▶ _ASSIGNED TASK_:
Could you reproduce all of the records exactly?

Data excerpts:
>>>

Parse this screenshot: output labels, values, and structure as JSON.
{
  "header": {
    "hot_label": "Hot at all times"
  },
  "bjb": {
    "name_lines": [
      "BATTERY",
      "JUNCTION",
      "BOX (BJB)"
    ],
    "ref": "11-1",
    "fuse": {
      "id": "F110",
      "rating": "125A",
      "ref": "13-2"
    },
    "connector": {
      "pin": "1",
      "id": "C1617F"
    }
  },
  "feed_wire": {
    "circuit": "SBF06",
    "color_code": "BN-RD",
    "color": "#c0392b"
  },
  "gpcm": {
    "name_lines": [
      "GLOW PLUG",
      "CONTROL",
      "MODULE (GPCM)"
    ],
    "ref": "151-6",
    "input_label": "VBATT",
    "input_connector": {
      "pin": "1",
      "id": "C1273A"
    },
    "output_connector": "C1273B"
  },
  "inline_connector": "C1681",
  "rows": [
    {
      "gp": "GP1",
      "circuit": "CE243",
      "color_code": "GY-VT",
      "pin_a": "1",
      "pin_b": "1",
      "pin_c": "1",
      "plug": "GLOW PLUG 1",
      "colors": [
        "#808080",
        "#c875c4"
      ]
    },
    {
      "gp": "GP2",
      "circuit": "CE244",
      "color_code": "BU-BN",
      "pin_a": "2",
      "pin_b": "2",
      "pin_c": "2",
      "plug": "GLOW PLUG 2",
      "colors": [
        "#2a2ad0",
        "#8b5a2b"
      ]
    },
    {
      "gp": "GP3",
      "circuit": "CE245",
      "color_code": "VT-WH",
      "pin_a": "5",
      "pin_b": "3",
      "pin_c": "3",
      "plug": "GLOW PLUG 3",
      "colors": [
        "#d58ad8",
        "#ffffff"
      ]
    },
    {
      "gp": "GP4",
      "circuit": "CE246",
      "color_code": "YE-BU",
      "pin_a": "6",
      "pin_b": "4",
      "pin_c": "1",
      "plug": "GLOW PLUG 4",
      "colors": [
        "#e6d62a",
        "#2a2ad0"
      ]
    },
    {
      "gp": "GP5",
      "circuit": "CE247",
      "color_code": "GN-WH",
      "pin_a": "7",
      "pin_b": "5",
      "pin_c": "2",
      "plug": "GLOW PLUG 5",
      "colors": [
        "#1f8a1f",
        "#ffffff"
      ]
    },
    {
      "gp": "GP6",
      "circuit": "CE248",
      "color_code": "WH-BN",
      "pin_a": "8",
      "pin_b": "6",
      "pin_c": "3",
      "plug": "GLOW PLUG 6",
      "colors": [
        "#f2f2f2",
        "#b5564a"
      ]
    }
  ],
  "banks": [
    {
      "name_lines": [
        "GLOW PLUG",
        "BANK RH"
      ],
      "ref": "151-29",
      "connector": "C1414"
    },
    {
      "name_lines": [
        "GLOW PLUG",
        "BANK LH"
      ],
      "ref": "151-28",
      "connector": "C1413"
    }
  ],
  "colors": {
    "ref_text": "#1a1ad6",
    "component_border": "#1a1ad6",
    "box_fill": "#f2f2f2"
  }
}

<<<

▶ _OUTPUT BELOW_:
Parse this screenshot: output labels, values, and structure as JSON.
{
  "header": {
    "hot_label": "Hot at all times"
  },
  "bjb": {
    "name_lines": [
      "BATTERY",
      "JUNCTION",
      "BOX (BJB)"
    ],
    "ref": "11-1",
    "fuse": {
      "id": "F110",
      "rating": "125A",
      "ref": "13-2"
    },
    "connector": {
      "pin": "1",
      "id": "C1617F"
    }
  },
  "feed_wire": {
    "circuit": "SBF06",
    "color_code": "BN-RD",
    "color": "#c0392b"
  },
  "gpcm": {
    "name_lines": [
      "GLOW PLUG",
      "CONTROL",
      "MODULE (GPCM)"
    ],
    "ref": "151-6",
    "input_label": "VBATT",
    "input_connector": {
      "pin": "1",
      "id": "C1273A"
    },
    "output_connector": "C1273B"
  },
  "inline_connector": "C1681",
  "rows": [
    {
      "gp": "GP1",
      "circuit": "CE243",
      "color_code": "GY-VT",
      "pin_a": "1",
      "pin_b": "1",
      "pin_c": "1",
      "plug": "GLOW PLUG 1",
      "colors": [
        "#808080",
        "#c875c4"
      ]
    },
    {
      "gp": "GP2",
      "circuit": "CE244",
      "color_code": "BU-BN",
      "pin_a": "2",
      "pin_b": "2",
      "pin_c": "2",
      "plug": "GLOW PLUG 2",
      "colors": [
        "#2a2ad0",
        "#8b5a2b"
      ]
    },
    {
      "gp": "GP3",
      "circuit": "CE245",
      "color_code": "VT-WH",
      "pin_a": "5",
      "pin_b": "3",
      "pin_c": "3",
      "plug": "GLOW PLUG 3",
      "colors": [
        "#d58ad8",
        "#ffffff"
      ]
    },
    {
      "gp": "GP4",
      "circuit": "CE246",
      "color_code": "YE-BU",
      "pin_a": "6",
      "pin_b": "4",
      "pin_c": "1",
      "plug": "GLOW PLUG 4",
      "colors": [
        "#e6d62a",
        "#2a2ad0"
      ]
    },
    {
      "gp": "GP5",
      "circuit": "CE247",
      "color_code": "GN-WH",
      "pin_a": "7",
      "pin_b": "5",
      "pin_c": "2",
      "plug": "GLOW PLUG 5",
      "colors": [
        "#1f8a1f",
        "#ffffff"
      ]
    },
    {
      "gp": "GP6",
      "circuit": "CE248",
      "color_code": "WH-BN",
      "pin_a": "8",
      "pin_b": "6",
      "pin_c": "3",
      "plug": "GLOW PLUG 6",
      "colors": [
        "#f2f2f2",
        "#b5564a"
      ]
    }
  ],
  "banks": [
    {
      "name_lines": [
        "GLOW PLUG",
        "BANK RH"
      ],
      "ref": "151-29",
      "connector": "C1414"
    },
    {
      "name_lines": [
        "GLOW PLUG",
        "BANK LH"
      ],
      "ref": "151-28",
      "connector": "C1413"
    }
  ],
  "colors": {
    "ref_text": "#1a1ad6",
    "component_border": "#1a1ad6",
    "box_fill": "#f2f2f2"
  }
}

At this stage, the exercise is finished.